State regulators blasted Xcel energy officials over an auditor's preliminary conclusion that the company's outage reporting system is 'corrupt.' The Minnesota Public Utilities Commission also expressed concern that employees of the Minneapolis based utility are reluctant to speak to the auditors, for fear of reprisal. The PUC voted to continue the investigation and required Xcel to encourage employees to come forward.
In selling his no-tax-increase budget plan, Gov. Tim Pawlenty often points out that Minnesota's tax burden is higher than other states in the region. But despite the higher taxes, Minnesota also has been more prosperous than those states. Some experts say Minnesota's use of tax dollars has strengthened the state's economy. Others question whether that's still the case.
Eagan-based Northwest Airlines is taking heat from laid-off workers, union leaders and even Gov. Tim Pawlenty over executive pay increases. Last week, Northwest announced it was cutting nearly 5,000 jobs due to the war in Iraq. Less than a week later, the company disclosed its two top executives saw pay increases last year totalling nearly $2 million, a year the company lost almost $800 million.
Eagan-based Northwest airlines is launching a campaign to convince union leaders of the need to reduce labor costs. Company officials have told Wall Street they need to cut overall expenses by as much as $1.5 billion.
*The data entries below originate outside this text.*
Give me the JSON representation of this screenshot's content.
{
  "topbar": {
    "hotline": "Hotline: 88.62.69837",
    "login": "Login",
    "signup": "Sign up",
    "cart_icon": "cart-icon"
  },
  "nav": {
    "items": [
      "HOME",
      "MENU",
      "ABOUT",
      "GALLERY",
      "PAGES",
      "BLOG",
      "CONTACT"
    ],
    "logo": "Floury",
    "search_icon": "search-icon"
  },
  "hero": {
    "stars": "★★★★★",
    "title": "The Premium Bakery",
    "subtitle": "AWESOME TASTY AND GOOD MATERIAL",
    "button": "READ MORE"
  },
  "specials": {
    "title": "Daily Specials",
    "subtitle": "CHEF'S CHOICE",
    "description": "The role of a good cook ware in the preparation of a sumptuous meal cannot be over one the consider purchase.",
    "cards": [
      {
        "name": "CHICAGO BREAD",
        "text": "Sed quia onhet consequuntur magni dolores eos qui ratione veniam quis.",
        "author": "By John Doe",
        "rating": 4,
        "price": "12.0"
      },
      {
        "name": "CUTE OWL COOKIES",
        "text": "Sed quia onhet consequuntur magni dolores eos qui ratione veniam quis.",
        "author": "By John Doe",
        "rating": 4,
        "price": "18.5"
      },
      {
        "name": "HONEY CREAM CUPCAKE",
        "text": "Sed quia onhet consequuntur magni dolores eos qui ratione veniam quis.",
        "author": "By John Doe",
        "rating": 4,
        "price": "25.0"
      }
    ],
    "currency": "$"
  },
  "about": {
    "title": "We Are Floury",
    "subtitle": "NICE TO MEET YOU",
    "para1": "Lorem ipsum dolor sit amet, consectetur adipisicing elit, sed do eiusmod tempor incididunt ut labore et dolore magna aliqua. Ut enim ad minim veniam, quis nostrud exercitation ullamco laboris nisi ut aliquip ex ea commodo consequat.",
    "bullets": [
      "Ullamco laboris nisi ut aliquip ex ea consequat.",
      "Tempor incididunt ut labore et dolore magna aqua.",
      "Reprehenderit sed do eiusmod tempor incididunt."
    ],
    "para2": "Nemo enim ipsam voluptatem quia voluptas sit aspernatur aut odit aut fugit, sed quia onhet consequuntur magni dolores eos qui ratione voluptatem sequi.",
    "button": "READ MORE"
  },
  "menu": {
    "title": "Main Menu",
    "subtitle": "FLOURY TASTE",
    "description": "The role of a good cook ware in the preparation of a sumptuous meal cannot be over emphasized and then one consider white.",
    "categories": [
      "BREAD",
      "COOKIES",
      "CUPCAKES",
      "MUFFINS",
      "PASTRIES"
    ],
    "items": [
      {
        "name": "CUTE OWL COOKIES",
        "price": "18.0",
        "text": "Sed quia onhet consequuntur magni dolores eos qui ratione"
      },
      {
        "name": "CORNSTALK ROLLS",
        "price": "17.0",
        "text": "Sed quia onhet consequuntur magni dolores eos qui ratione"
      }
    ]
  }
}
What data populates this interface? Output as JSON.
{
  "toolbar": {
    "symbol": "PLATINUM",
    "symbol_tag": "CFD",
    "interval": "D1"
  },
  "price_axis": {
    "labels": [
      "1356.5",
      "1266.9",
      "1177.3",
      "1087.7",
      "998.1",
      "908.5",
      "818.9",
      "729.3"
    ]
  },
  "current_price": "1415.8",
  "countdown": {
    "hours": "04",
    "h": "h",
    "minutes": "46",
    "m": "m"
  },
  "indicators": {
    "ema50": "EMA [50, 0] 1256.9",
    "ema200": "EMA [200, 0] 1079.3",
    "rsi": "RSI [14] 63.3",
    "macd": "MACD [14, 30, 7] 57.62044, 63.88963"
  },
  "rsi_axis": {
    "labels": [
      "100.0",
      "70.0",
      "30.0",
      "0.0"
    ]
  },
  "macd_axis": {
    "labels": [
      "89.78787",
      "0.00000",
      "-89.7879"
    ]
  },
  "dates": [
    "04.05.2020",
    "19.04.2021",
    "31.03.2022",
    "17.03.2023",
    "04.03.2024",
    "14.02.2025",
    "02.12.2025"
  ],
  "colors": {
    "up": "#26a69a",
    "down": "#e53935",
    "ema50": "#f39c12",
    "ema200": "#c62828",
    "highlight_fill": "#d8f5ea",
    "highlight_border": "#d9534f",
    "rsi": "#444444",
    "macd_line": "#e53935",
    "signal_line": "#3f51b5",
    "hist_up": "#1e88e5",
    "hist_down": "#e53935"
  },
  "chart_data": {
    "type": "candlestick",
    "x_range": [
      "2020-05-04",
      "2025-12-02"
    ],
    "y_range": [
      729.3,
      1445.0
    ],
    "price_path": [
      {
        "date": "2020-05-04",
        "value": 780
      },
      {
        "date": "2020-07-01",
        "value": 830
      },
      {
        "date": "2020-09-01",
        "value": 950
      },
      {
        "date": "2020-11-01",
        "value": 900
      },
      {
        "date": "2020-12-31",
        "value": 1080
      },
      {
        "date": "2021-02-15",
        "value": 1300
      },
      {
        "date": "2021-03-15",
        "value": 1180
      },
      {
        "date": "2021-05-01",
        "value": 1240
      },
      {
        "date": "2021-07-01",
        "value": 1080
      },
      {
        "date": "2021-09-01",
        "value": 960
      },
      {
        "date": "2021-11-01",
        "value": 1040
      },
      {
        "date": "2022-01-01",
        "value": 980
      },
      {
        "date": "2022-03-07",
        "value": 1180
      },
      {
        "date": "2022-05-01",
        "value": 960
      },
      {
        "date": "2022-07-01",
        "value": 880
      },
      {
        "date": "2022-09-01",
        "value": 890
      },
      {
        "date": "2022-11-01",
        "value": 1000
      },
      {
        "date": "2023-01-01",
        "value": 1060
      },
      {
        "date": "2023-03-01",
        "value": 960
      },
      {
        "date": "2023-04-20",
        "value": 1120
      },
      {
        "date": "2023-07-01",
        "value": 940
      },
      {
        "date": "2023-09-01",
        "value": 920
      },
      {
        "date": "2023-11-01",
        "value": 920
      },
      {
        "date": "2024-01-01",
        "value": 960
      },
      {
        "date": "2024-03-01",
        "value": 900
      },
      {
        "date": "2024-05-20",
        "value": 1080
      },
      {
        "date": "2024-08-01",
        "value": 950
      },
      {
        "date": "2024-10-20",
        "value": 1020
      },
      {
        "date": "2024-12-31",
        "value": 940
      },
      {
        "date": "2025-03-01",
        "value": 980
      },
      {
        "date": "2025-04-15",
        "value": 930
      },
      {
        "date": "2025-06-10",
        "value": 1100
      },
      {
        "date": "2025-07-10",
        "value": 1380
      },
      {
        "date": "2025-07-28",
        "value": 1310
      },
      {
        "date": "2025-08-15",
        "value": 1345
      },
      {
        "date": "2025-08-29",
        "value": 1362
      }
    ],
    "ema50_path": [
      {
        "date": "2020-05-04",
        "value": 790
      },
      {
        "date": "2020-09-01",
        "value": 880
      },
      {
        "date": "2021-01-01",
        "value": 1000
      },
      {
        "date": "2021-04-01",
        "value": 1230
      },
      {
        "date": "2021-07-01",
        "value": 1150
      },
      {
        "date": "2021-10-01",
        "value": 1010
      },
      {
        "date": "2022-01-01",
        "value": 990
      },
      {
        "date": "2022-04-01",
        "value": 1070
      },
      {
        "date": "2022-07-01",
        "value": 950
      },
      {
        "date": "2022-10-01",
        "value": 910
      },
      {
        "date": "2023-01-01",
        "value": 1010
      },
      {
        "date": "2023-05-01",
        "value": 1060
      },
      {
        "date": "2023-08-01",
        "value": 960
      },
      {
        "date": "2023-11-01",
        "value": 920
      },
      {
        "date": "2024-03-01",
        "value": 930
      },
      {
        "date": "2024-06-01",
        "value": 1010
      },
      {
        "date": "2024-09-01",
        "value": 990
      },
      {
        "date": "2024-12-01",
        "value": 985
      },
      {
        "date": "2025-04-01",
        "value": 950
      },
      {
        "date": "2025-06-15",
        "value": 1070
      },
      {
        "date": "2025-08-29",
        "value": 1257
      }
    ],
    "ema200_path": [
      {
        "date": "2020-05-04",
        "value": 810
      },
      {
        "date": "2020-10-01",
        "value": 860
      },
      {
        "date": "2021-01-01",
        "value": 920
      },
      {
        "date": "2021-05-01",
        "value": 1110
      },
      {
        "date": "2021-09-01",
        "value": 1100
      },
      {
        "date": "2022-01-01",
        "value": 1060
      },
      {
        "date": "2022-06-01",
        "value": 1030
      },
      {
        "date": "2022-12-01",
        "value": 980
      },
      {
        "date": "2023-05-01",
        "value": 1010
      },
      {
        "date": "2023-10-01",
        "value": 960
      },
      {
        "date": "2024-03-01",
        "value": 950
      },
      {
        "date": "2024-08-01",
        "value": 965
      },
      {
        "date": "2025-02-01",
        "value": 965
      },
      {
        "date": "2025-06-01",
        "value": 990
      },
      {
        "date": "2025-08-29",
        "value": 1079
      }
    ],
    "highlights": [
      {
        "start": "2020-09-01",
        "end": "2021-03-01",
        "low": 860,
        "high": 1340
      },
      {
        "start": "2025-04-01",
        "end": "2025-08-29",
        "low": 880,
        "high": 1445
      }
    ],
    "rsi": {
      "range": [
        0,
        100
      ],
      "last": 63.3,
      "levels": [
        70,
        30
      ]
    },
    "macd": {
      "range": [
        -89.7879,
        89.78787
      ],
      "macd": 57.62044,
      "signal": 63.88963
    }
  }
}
Northwest has already cut almost 12,000 jobs and more than $1 billion in expenses in about two years. But labor leaders at the nation's fourth largest airline say the last round of concessions has bred strong resistance to another round of givebacks.
State regulators have ordered Qwest Communications to give competitors discounts or pay a fine of $26 million. The Minnesota Public Utilities Commission action stems from illegal secret deals in which Qwest gave some competitors preferential rates for the use of its phone lines. Qwest officials say the PUC overstepped its authority, but the company's critics hailed the decision.
Job vacancies in Minnesota continued to decline in the last three months of last year. The number of job openings fell by almost one third from the year before. Two years ago, before the recession, the survey found there were more jobs than people looking for work in Minnesota. Now there are twice as many job hunters as jobs.
The latest economic data for Minnesota indicate the state's job market is stuck in neutral. Minnesota's unemployment rate for November came in at 3.9 percent. That's down slightly from October. A separate survey of businesses indicates Minnesota companies are reluctant to start hiring even though many expect sales to pick up.
The Federal Reserve Bank of Minneapolis is projecting fewer jobs and higher unemployment in Minnesota amid modest regional and national economic growth next year. The outlook for the Fed's ninth district and the U.S. is based on both a statistical analysis and a survey of business leaders in the region. But a top official at the Minneapolis Fed says Minnesota may do better than the forecast.
Experts say the expected bankruptcy of United Airlines will likely put downward pressure on wages at Twin Cities-based Northwest Airlines. Northwest has one of the state's largest payrolls, with nearly 20,000 employees.
Retail sales got off to a strong start over the weekend nationally and in Minnesota. The results from the traditional start of the holiday shopping season trumped projections of lackluster sales. But skeptics say it's too soon to predict consumers will leave their caution in the parking lot.
With the traditional start of the holiday shopping season underway, retailers are girding for a tough year. This list of reasons includes layoffs, little hiring, sluggish economic growth, and the prospect of war in Iraq.